Website and app data records
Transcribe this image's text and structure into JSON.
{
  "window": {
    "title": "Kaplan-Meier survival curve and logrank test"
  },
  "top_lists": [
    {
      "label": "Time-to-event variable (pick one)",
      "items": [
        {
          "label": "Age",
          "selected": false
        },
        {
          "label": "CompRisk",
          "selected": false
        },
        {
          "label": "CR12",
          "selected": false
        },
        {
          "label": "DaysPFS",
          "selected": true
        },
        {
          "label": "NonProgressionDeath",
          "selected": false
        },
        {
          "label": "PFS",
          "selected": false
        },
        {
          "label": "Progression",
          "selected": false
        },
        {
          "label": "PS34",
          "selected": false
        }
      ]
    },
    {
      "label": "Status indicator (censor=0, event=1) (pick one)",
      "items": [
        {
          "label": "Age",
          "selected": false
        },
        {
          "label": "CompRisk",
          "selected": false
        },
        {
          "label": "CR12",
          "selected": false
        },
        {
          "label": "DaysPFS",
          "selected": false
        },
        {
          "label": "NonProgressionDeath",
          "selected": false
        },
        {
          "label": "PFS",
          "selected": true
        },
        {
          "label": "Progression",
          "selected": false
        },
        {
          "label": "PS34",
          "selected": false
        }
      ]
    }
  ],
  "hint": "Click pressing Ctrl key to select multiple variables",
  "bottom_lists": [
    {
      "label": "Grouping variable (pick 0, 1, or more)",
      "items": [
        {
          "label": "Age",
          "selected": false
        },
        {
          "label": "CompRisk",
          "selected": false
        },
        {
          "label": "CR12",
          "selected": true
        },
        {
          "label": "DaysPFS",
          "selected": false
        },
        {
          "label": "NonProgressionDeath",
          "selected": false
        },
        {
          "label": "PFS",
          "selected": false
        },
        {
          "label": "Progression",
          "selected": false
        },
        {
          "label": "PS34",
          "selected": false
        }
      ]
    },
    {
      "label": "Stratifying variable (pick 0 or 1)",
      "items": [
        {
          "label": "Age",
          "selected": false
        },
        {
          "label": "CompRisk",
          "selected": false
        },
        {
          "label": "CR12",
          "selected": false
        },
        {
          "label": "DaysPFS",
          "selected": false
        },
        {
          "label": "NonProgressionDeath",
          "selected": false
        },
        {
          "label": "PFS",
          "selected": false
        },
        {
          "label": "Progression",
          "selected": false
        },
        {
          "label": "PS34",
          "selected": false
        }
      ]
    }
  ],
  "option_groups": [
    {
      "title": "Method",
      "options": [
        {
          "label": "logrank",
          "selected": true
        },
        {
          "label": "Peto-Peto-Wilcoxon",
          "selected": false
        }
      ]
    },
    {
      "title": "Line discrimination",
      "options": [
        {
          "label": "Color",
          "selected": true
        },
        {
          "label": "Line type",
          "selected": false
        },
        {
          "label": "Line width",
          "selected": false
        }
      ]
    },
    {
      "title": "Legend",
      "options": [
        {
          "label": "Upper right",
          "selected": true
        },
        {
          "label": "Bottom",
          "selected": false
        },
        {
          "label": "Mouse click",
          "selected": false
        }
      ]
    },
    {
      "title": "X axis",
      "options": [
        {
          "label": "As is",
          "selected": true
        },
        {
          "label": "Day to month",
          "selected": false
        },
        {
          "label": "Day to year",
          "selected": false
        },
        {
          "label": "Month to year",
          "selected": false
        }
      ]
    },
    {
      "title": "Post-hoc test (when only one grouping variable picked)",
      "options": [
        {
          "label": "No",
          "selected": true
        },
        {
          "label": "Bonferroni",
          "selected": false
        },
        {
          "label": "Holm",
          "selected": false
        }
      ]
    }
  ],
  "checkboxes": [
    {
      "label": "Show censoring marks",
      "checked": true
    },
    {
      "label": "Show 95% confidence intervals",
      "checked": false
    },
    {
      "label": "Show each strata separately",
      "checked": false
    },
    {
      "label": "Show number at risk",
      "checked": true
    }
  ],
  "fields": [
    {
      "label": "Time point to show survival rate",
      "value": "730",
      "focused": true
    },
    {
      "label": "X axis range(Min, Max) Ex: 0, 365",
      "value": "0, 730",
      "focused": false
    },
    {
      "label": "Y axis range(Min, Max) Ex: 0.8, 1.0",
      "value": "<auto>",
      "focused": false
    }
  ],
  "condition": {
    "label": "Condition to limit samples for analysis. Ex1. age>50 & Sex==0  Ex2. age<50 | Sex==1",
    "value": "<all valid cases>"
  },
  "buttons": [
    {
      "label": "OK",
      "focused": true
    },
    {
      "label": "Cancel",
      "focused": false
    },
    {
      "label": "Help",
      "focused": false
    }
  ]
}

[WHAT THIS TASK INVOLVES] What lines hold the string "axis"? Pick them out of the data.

[TASK SOLUTION]
      "title": "X axis",
      "label": "X axis range(Min, Max) Ex: 0, 365",
      "label": "Y axis range(Min, Max) Ex: 0.8, 1.0",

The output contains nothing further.